I’ll give you an example:  say you have a book you want to read.  It’s about advanced calculus, and it would help you out significantly in your studies, but it’s not required reading.  You wake up one morning, and task your future self to start reading it, perhaps get a good 20 to 30 pages in.

You go about your day, but when you return home, you see the TV on and a box of donuts on the table.  You really, really don’t want to read that book, even though you were so sure that you did just this morning.

“What the heck?!” you think.  “Earlier, I was all for starting my reading.  But now I don’t want do.  Why?”

According to the article, it’s because you’re not that great at making certain decisions.  You usually always want to go for the donuts and the TV, but you think that Future-You will love to start reading that calculus book.  But Future-You probably won’t.

But I think there’s a little more to it than that.  There’s a reason why you can show up for work or school day after day but not read a calculus book, despite that being easier than work or school.

There are a few kinds of tasks:

  • Tasks that you have to do:  Including school, work, picking the kids up from soccer practice, what have you.  These things have immediate negative consequences if not completed, so you do them.  An authority of some sort is holding you to complete this task.
  • Tasks that you have to do, but not now:  Such as writing a midterm essay or studying for finals.  There’s a set deadline, but it’s in the future.  There are no immediate negative consequences for waiting, just delayed ones, which is why so many students cram on the night before the test.  You know, in the back of your mind, that there will be massive problems if these things aren’t completed, but you figure that you don’t have to do it now.  And Future-You does that, too, at least until it’s almost too late.
  • Tasks set forth by you alone:  Tasks such as writing a story, or other such hobbies.  This is the worst kind of task; there’s no authority but the one who set it, and there aren’t going to be any negative consequences for not finishing it.

So what can be done?  The article suggests that you have to think about thinking.  To quote:

Thinking about thinking, this is the key.

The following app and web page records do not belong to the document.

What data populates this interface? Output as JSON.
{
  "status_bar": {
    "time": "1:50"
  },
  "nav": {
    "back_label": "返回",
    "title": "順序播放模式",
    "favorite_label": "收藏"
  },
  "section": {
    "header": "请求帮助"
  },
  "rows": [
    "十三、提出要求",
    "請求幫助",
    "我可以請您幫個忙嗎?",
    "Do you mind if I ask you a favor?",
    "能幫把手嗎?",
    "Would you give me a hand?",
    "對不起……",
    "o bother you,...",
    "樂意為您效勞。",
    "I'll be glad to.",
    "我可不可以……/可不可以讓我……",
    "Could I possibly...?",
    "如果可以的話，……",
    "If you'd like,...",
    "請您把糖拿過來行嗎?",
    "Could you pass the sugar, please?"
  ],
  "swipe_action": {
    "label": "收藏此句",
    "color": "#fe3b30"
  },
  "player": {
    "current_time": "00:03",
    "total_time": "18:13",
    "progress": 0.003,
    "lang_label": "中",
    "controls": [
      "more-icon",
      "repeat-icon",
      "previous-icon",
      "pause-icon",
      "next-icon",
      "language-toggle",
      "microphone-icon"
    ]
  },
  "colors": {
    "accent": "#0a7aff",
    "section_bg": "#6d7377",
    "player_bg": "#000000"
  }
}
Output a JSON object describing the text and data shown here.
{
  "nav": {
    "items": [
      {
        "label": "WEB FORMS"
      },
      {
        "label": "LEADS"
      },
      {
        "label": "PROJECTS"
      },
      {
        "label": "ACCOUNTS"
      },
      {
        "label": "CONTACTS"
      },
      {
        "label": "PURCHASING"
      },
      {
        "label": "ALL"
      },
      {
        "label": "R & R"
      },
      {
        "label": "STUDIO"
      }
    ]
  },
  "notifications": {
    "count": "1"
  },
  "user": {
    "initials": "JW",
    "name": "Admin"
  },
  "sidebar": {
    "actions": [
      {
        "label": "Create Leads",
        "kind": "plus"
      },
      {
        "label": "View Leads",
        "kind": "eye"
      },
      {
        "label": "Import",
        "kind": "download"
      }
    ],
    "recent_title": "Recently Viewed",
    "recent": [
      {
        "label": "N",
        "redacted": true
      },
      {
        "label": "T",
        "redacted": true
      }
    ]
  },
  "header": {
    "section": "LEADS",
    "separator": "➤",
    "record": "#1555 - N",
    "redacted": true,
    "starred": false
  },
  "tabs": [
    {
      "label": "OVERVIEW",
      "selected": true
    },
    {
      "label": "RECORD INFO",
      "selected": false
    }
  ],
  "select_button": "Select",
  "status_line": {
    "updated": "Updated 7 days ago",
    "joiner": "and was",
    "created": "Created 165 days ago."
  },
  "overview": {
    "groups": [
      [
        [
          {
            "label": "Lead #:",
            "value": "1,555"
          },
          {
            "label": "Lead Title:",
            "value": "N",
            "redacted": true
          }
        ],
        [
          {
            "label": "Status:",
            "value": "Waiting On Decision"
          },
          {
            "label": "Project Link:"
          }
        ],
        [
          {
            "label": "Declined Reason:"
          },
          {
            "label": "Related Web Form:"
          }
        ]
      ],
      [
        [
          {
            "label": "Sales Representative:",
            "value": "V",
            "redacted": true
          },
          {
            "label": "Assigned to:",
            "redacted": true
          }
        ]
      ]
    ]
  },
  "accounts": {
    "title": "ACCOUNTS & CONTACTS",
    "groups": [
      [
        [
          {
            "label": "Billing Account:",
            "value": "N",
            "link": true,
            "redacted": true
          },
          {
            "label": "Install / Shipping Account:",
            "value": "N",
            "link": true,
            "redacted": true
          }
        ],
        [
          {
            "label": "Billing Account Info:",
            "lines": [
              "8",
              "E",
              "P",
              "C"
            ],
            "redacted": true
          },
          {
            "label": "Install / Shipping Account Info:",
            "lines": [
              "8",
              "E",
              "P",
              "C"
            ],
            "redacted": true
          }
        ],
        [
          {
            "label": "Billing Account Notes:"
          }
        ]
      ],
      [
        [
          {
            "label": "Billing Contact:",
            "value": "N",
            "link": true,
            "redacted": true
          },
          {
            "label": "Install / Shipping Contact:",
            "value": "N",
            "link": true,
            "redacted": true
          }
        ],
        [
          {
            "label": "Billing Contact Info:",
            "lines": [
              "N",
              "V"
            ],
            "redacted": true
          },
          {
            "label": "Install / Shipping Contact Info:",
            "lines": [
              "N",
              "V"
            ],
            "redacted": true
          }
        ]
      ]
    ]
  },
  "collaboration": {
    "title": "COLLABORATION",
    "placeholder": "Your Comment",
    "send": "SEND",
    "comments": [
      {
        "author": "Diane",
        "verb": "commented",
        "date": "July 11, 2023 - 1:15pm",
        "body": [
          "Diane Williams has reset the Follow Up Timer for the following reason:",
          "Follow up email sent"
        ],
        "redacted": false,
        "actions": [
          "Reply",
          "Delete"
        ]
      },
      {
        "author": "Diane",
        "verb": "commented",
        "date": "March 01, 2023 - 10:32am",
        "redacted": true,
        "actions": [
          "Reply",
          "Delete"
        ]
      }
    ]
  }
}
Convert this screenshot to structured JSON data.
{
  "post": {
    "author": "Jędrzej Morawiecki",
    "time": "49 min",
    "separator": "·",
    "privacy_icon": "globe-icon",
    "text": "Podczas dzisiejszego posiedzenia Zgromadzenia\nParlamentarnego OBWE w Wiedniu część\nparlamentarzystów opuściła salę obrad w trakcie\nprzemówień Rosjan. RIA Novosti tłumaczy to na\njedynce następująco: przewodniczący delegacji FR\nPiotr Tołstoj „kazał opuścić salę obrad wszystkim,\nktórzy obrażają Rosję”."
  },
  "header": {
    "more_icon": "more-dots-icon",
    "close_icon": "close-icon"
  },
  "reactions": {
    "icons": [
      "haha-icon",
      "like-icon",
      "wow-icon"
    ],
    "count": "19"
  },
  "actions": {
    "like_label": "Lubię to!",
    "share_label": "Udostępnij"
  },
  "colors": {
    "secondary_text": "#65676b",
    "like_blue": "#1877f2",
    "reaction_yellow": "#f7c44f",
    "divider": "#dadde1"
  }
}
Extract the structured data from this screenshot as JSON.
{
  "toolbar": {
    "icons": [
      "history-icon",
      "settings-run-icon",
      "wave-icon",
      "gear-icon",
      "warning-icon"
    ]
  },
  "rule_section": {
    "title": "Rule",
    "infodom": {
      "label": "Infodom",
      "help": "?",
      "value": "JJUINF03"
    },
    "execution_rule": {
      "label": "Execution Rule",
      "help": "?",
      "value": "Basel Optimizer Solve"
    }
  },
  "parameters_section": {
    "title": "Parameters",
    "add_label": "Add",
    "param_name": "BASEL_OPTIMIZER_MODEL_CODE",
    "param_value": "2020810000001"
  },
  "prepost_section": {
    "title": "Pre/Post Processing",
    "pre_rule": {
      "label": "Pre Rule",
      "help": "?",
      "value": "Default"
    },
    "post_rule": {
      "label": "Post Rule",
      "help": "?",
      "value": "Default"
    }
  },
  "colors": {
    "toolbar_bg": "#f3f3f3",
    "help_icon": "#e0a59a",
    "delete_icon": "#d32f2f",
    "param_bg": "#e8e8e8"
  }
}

In the struggle between should versus want, some people have figured out something crucial – want never goes away.

Procrastination is all about choosing want over should because you don’t have a plan for those times when you can expect to be tempted.

Go check out the article, it goes way more in-depth than I do here.

Also, disclaimer.  I’m not a psychologist or psychiatrist, just a guy trying to figure out the world.  If you see anything wrong, please leave a comment and I’ll fix it.